Global — Peat, the accumulated turf made up of decayed vegetation, forms in many parts of the world in places like bogs, moors, and swamp forests. Due to its high carbon content, it can be harvested and burned as fuel. There are estimates that the global inventory of peat, covering 2 percent of all land area, contains 8 billion terajoules of energy. A new study has revealed that peat also has a high potential to contribute to climate change. The study, published by researchers from Bangor University in Maine, found that drought causes the release of far more carbon dioxide from peat than previously assumed.
Peatlands of the world lie in regions which are predicted to experience more frequent and severe droughts as climate change deepens. This will lead to the peat drying out and releasing vast quantities of CO2 into the atmosphere. Peat normally contains ample moisture which locks in the greenhouse gas. As it dries, the peat becomes exposed to the air where CO2 can be released.
The new study was published in the journal Nature Geosciences by Dr. Nathalie Fenner and Professor Chris Freeman of Bangor University. They found that not only with drought increase the rate of CO2 release, but that the release will also continue after the drought has concluded and the peat is re-wetted. This is because the new rainwater will drain away the dried out peatlands as dissolved organic carbon, where it can also be released.
“As our global climate and rainfall patterns change, our peatlands may not have sufficient opportunity to recover between these drought-induced episodes of CO2 loss,” explains Dr Fenner. “What we previously perceived as a ‘spike’ in the rate of carbon loss during drying out, now appears far more prolonged- with a potential peak after the initial drought period is over.”

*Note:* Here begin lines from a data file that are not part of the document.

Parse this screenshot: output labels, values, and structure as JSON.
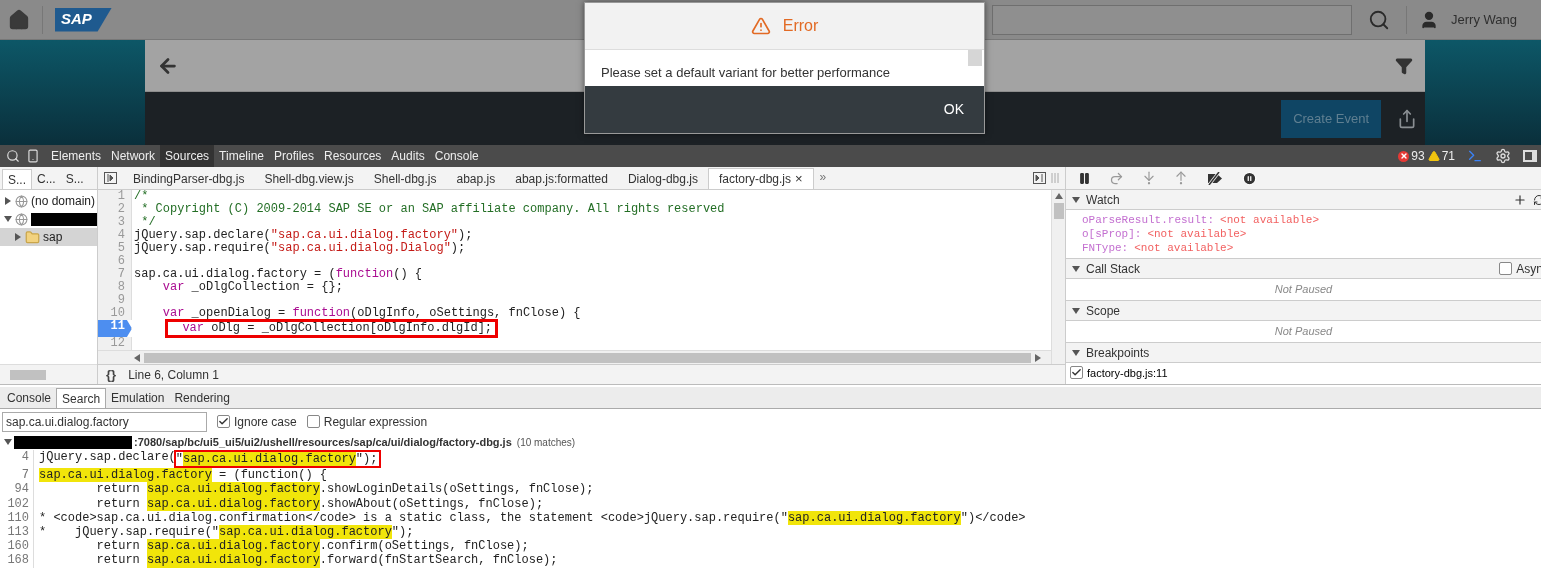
{
  "app": {
    "logo": "SAP",
    "user": "Jerry Wang",
    "create_button": "Create Event"
  },
  "dialog": {
    "title": "Error",
    "message": "Please set a default variant for better performance",
    "button": "OK"
  },
  "devtools": {
    "tabs": [
      {
        "label": "Elements",
        "selected": false
      },
      {
        "label": "Network",
        "selected": false
      },
      {
        "label": "Sources",
        "selected": true
      },
      {
        "label": "Timeline",
        "selected": false
      },
      {
        "label": "Profiles",
        "selected": false
      },
      {
        "label": "Resources",
        "selected": false
      },
      {
        "label": "Audits",
        "selected": false
      },
      {
        "label": "Console",
        "selected": false
      }
    ],
    "errors": "93",
    "warnings": "71"
  },
  "navigator": {
    "tabs": [
      {
        "label": "S...",
        "selected": true
      },
      {
        "label": "C...",
        "selected": false
      },
      {
        "label": "S...",
        "selected": false
      }
    ],
    "tree": [
      {
        "label": "(no domain)",
        "kind": "domain",
        "expanded": false,
        "selected": false,
        "redacted": false
      },
      {
        "kind": "domain",
        "expanded": true,
        "selected": false,
        "redacted": true,
        "children": [
          {
            "label": "sap",
            "kind": "folder",
            "expanded": false,
            "selected": true,
            "redacted": false
          }
        ]
      }
    ]
  },
  "file_tabs": {
    "tabs": [
      {
        "label": "BindingParser-dbg.js",
        "selected": false
      },
      {
        "label": "Shell-dbg.view.js",
        "selected": false
      },
      {
        "label": "Shell-dbg.js",
        "selected": false
      },
      {
        "label": "abap.js",
        "selected": false
      },
      {
        "label": "abap.js:formatted",
        "selected": false
      },
      {
        "label": "Dialog-dbg.js",
        "selected": false
      },
      {
        "label": "factory-dbg.js",
        "selected": true,
        "close": "×"
      }
    ],
    "more": "»"
  },
  "code": [
    {
      "number": "1",
      "breakpoint": false,
      "segments": [
        {
          "kind": "comment",
          "text": "/*"
        }
      ]
    },
    {
      "number": "2",
      "breakpoint": false,
      "segments": [
        {
          "kind": "comment",
          "text": " * Copyright (C) 2009-2014 SAP SE or an SAP affiliate company. All rights reserved"
        }
      ]
    },
    {
      "number": "3",
      "breakpoint": false,
      "segments": [
        {
          "kind": "comment",
          "text": " */"
        }
      ]
    },
    {
      "number": "4",
      "breakpoint": false,
      "segments": [
        {
          "kind": "plain",
          "text": "jQuery.sap.declare("
        },
        {
          "kind": "string",
          "text": "\"sap.ca.ui.dialog.factory\""
        },
        {
          "kind": "plain",
          "text": ");"
        }
      ]
    },
    {
      "number": "5",
      "breakpoint": false,
      "segments": [
        {
          "kind": "plain",
          "text": "jQuery.sap.require("
        },
        {
          "kind": "string",
          "text": "\"sap.ca.ui.dialog.Dialog\""
        },
        {
          "kind": "plain",
          "text": ");"
        }
      ]
    },
    {
      "number": "6",
      "breakpoint": false
    },
    {
      "number": "7",
      "breakpoint": false,
      "segments": [
        {
          "kind": "plain",
          "text": "sap.ca.ui.dialog.factory = ("
        },
        {
          "kind": "keyword",
          "text": "function"
        },
        {
          "kind": "plain",
          "text": "() {"
        }
      ]
    },
    {
      "number": "8",
      "breakpoint": false,
      "segments": [
        {
          "kind": "keyword",
          "text": "    var"
        },
        {
          "kind": "plain",
          "text": " _oDlgCollection = {};"
        }
      ]
    },
    {
      "number": "9",
      "breakpoint": false
    },
    {
      "number": "10",
      "breakpoint": false,
      "segments": [
        {
          "kind": "keyword",
          "text": "    var"
        },
        {
          "kind": "plain",
          "text": " _openDialog = "
        },
        {
          "kind": "keyword",
          "text": "function"
        },
        {
          "kind": "plain",
          "text": "(oDlgInfo, oSettings, fnClose) {"
        }
      ]
    },
    {
      "number": "11",
      "breakpoint": true,
      "segments": [
        {
          "kind": "outline",
          "segments": [
            {
              "kind": "keyword",
              "text": "  var"
            },
            {
              "kind": "plain",
              "text": " oDlg = _oDlgCollection[oDlgInfo.dlgId];"
            }
          ]
        }
      ]
    },
    {
      "number": "12",
      "breakpoint": false
    }
  ],
  "status": {
    "format_button": "{}",
    "position": "Line 6, Column 1"
  },
  "debugger": {
    "sections": [
      {
        "title": "Watch",
        "kind": "watch",
        "items": [
          {
            "name": "oParseResult.result:",
            "value": "<not available>"
          },
          {
            "name": "o[sProp]:",
            "value": "<not available>"
          },
          {
            "name": "FNType:",
            "value": "<not available>"
          }
        ]
      },
      {
        "title": "Call Stack",
        "kind": "message",
        "message": "Not Paused",
        "checkbox": {
          "label": "Asyn",
          "checked": false
        }
      },
      {
        "title": "Scope",
        "kind": "message",
        "message": "Not Paused"
      },
      {
        "title": "Breakpoints",
        "kind": "breakpoints",
        "items": [
          {
            "label": "factory-dbg.js:11",
            "checked": true
          }
        ]
      }
    ]
  },
  "drawer": {
    "tabs": [
      {
        "label": "Console",
        "selected": false
      },
      {
        "label": "Search",
        "selected": true
      },
      {
        "label": "Emulation",
        "selected": false
      },
      {
        "label": "Rendering",
        "selected": false
      }
    ],
    "search": {
      "value": "sap.ca.ui.dialog.factory",
      "options": [
        {
          "label": "Ignore case",
          "checked": true
        },
        {
          "label": "Regular expression",
          "checked": false
        }
      ]
    },
    "result": {
      "path": ":7080/sap/bc/ui5_ui5/ui2/ushell/resources/sap/ca/ui/dialog/factory-dbg.js",
      "count": "(10 matches)",
      "expanded": true,
      "redacted": true,
      "lines": [
        {
          "number": "4",
          "segments": [
            {
              "kind": "text",
              "text": "jQuery.sap.declare("
            },
            {
              "kind": "outline",
              "segments": [
                {
                  "kind": "text",
                  "text": "\""
                },
                {
                  "kind": "match",
                  "text": "sap.ca.ui.dialog.factory"
                },
                {
                  "kind": "text",
                  "text": "\");"
                }
              ]
            }
          ]
        },
        {
          "number": "7",
          "segments": [
            {
              "kind": "match",
              "text": "sap.ca.ui.dialog.factory"
            },
            {
              "kind": "text",
              "text": " = (function() {"
            }
          ]
        },
        {
          "number": "94",
          "segments": [
            {
              "kind": "text",
              "text": "        return "
            },
            {
              "kind": "match",
              "text": "sap.ca.ui.dialog.factory"
            },
            {
              "kind": "text",
              "text": ".showLoginDetails(oSettings, fnClose);"
            }
          ]
        },
        {
          "number": "102",
          "segments": [
            {
              "kind": "text",
              "text": "        return "
            },
            {
              "kind": "match",
              "text": "sap.ca.ui.dialog.factory"
            },
            {
              "kind": "text",
              "text": ".showAbout(oSettings, fnClose);"
            }
          ]
        },
        {
          "number": "110",
          "segments": [
            {
              "kind": "text",
              "text": "* <code>sap.ca.ui.dialog.confirmation</code> is a static class, the statement <code>jQuery.sap.require(\""
            },
            {
              "kind": "match",
              "text": "sap.ca.ui.dialog.factory"
            },
            {
              "kind": "text",
              "text": "\")</code>"
            }
          ]
        },
        {
          "number": "113",
          "segments": [
            {
              "kind": "text",
              "text": "*    jQuery.sap.require(\""
            },
            {
              "kind": "match",
              "text": "sap.ca.ui.dialog.factory"
            },
            {
              "kind": "text",
              "text": "\");"
            }
          ]
        },
        {
          "number": "160",
          "segments": [
            {
              "kind": "text",
              "text": "        return "
            },
            {
              "kind": "match",
              "text": "sap.ca.ui.dialog.factory"
            },
            {
              "kind": "text",
              "text": ".confirm(oSettings, fnClose);"
            }
          ]
        },
        {
          "number": "168",
          "segments": [
            {
              "kind": "text",
              "text": "        return "
            },
            {
              "kind": "match",
              "text": "sap.ca.ui.dialog.factory"
            },
            {
              "kind": "text",
              "text": ".forward(fnStartSearch, fnClose);"
            }
          ]
        }
      ]
    }
  }
}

Other potential problems from future droughts in peatland may be the deterioration of drinking water quality from the dissolved organic carbon. Peatlands can often be found upland in the northern hemisphere and their waters may travel down gradient to reservoirs or into the groundwater. Also, the loss of carbon may lead to degradation of the peatland itself. More lowland flooding may be possible as the peatland’s natural sponge-like quality diminishes. Habitat and species loss may also occur.
“The previous focus of research in this area has been on the drought period, and our own work identified how the release of CO2 occurs,” explains Prof Freeman, who leads the Wolfson Peatland Carbon Capture Laboratory at Bangor University. “We were initially surprised at finding that the effects are so prolonged- we think what’s happening is microbial and that this activity has been triggered by the introduction of oxygen into previously waterlogged conditions. Once the water returns, conditions have changed and the microbes are further able to thrive until conditions eventually return to normal.”